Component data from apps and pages
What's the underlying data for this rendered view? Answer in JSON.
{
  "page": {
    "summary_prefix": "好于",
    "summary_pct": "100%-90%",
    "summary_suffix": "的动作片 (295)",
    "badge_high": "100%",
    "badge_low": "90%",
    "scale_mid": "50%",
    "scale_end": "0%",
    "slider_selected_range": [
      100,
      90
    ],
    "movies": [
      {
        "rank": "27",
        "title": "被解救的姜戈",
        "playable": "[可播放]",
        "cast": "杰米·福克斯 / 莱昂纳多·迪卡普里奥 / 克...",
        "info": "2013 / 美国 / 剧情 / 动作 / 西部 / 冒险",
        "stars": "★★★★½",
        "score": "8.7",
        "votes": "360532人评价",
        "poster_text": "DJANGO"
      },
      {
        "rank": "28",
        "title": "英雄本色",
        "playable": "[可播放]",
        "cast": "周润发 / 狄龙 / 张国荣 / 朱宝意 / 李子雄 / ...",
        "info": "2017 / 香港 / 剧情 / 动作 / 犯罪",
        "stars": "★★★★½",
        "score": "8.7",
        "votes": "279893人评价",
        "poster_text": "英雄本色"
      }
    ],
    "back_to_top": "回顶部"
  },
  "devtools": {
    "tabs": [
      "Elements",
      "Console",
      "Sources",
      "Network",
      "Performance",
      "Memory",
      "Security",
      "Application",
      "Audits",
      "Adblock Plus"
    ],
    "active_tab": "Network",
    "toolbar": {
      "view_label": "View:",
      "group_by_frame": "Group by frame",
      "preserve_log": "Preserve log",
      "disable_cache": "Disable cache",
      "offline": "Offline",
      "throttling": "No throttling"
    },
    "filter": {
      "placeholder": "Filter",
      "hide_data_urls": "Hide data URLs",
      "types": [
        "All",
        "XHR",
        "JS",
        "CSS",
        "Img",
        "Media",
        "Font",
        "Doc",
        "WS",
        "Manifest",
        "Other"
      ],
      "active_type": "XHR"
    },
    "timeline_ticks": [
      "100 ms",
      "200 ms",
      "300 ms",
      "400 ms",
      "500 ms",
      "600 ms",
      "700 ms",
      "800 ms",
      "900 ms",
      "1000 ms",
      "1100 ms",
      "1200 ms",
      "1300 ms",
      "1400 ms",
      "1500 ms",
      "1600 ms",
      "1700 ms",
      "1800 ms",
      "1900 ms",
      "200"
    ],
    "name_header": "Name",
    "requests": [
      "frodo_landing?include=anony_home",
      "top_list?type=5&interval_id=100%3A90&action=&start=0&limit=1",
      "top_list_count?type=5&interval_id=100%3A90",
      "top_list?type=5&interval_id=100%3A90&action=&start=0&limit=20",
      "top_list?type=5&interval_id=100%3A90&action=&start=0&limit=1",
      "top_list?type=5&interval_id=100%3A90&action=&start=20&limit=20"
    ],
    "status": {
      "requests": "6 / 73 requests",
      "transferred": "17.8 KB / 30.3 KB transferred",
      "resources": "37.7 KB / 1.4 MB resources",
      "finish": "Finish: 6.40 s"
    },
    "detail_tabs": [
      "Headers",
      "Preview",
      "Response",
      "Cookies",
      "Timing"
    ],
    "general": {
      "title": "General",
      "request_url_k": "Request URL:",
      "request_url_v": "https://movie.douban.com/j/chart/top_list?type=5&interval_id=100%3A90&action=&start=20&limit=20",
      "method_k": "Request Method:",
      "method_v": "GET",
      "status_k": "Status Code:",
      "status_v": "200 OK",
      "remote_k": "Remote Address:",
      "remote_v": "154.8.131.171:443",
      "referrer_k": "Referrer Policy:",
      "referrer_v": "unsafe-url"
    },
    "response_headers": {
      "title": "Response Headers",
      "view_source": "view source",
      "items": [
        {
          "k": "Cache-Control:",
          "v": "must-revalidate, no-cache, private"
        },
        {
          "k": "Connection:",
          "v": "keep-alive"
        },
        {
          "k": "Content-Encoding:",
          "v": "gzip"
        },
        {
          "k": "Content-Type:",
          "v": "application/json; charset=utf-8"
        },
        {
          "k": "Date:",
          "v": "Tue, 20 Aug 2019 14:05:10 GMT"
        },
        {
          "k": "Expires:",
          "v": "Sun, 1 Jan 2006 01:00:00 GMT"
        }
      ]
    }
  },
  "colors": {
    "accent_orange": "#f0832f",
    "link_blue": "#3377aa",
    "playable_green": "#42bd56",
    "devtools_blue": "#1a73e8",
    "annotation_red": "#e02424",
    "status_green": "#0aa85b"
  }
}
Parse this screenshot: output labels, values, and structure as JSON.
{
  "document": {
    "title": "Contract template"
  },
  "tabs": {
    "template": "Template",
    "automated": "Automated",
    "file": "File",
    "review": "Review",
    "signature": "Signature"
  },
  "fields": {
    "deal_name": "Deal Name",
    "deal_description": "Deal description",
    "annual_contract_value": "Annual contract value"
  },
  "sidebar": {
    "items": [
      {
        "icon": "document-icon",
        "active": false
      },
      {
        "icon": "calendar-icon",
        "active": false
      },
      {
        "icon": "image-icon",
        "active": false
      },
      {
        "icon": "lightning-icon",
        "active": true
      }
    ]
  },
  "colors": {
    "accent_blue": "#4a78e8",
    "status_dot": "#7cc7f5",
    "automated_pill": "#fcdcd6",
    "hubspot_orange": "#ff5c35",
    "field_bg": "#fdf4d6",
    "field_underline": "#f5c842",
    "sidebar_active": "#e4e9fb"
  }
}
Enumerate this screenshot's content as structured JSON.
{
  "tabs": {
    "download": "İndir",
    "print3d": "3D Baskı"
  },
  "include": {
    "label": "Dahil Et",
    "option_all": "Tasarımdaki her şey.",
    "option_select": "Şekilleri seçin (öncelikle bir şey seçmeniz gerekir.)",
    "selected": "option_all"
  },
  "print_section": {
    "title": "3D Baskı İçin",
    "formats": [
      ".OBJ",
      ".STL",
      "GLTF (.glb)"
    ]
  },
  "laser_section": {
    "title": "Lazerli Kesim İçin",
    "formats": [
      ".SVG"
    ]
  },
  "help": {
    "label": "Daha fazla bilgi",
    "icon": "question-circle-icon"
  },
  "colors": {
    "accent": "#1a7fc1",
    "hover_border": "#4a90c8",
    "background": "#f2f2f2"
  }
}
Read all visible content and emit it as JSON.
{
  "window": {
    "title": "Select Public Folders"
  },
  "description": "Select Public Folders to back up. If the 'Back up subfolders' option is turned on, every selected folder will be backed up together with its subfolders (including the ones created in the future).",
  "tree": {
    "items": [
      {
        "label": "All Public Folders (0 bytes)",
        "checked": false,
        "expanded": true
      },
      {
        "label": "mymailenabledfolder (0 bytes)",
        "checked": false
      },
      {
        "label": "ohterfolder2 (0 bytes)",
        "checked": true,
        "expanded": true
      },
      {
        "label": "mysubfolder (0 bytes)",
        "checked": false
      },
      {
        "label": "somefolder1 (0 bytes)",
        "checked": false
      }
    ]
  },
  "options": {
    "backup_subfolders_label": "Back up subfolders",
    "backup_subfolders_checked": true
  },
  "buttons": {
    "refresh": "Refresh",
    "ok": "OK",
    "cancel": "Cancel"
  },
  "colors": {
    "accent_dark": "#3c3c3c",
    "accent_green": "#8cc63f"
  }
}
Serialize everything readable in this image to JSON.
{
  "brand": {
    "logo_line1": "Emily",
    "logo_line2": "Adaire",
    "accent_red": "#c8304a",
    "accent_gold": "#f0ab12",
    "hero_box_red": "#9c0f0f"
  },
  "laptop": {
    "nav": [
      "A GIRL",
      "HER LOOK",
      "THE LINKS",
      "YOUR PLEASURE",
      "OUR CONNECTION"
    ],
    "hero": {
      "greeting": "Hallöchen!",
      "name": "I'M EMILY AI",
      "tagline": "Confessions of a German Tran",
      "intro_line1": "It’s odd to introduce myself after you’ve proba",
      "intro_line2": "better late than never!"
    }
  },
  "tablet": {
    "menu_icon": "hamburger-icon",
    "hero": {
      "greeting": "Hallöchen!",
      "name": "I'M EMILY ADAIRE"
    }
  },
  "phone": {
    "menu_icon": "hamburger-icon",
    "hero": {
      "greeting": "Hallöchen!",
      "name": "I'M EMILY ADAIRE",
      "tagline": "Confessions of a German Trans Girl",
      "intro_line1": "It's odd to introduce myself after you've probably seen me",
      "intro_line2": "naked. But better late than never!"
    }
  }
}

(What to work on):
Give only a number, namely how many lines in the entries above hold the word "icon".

(Exercise response):
7